## WHAT TO DO
Spot each line in the records below where the word "color" occurs, then copy it.

──────── TASK INPUT

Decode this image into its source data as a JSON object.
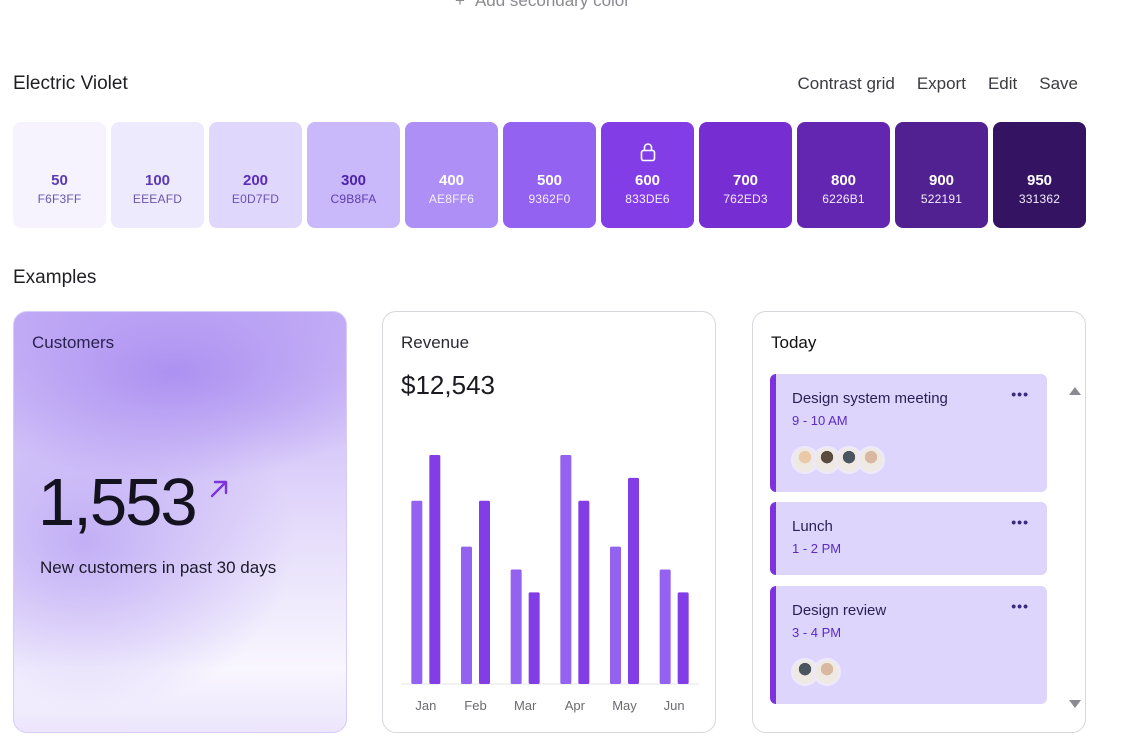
{
  "top_link": {
    "plus": "+",
    "label": "Add secondary color"
  },
  "palette": {
    "title": "Electric Violet",
    "actions": [
      "Contrast grid",
      "Export",
      "Edit",
      "Save"
    ],
    "swatches": [
      {
        "shade": "50",
        "hex": "F6F3FF",
        "bg": "#F6F3FF",
        "fg": "#5a3bb0",
        "fg2": "#6a55a8"
      },
      {
        "shade": "100",
        "hex": "EEEAFD",
        "bg": "#EEEAFD",
        "fg": "#5a3bb0",
        "fg2": "#6a55a8"
      },
      {
        "shade": "200",
        "hex": "E0D7FD",
        "bg": "#E0D7FD",
        "fg": "#5a2dbb",
        "fg2": "#6a50b5"
      },
      {
        "shade": "300",
        "hex": "C9B8FA",
        "bg": "#C9B8FA",
        "fg": "#4f22a8",
        "fg2": "#5e3bb0"
      },
      {
        "shade": "400",
        "hex": "AE8FF6",
        "bg": "#AE8FF6",
        "fg": "#ffffff",
        "fg2": "#f3eefe"
      },
      {
        "shade": "500",
        "hex": "9362F0",
        "bg": "#9362F0",
        "fg": "#ffffff",
        "fg2": "#f3eefe"
      },
      {
        "shade": "600",
        "hex": "833DE6",
        "bg": "#833DE6",
        "fg": "#ffffff",
        "fg2": "#f3eefe",
        "locked": true
      },
      {
        "shade": "700",
        "hex": "762ED3",
        "bg": "#762ED3",
        "fg": "#ffffff",
        "fg2": "#f3eefe"
      },
      {
        "shade": "800",
        "hex": "6226B1",
        "bg": "#6226B1",
        "fg": "#ffffff",
        "fg2": "#f3eefe"
      },
      {
        "shade": "900",
        "hex": "522191",
        "bg": "#522191",
        "fg": "#ffffff",
        "fg2": "#f3eefe"
      },
      {
        "shade": "950",
        "hex": "331362",
        "bg": "#331362",
        "fg": "#ffffff",
        "fg2": "#f3eefe"
      }
    ]
  },
  "examples": {
    "title": "Examples",
    "customers": {
      "label": "Customers",
      "value": "1,553",
      "subtitle": "New customers in past 30 days"
    },
    "revenue": {
      "label": "Revenue",
      "value": "$12,543"
    },
    "today": {
      "label": "Today",
      "events": [
        {
          "title": "Design system meeting",
          "time": "9 - 10 AM",
          "more": "•••",
          "avatars": [
            "#e9c9a8",
            "#5b4a3e",
            "#4a5560",
            "#d8b8a0"
          ]
        },
        {
          "title": "Lunch",
          "time": "1 - 2 PM",
          "more": "•••",
          "avatars": []
        },
        {
          "title": "Design review",
          "time": "3 - 4 PM",
          "more": "•••",
          "avatars": [
            "#4a5560",
            "#d8b8a0"
          ]
        }
      ]
    }
  },
  "chart_data": {
    "type": "bar",
    "categories": [
      "Jan",
      "Feb",
      "Mar",
      "Apr",
      "May",
      "Jun"
    ],
    "series": [
      {
        "values": [
          8,
          6,
          5,
          10,
          6,
          5
        ],
        "color": "#9362F0"
      },
      {
        "values": [
          10,
          8,
          4,
          8,
          9,
          4
        ],
        "color": "#833DE6"
      }
    ],
    "ylim": [
      0,
      10
    ],
    "grid": false,
    "legend": "none"
  }
}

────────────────

## TASK RESPONSE
    "label": "Add secondary color"
        "color": "#9362F0"
        "color": "#833DE6"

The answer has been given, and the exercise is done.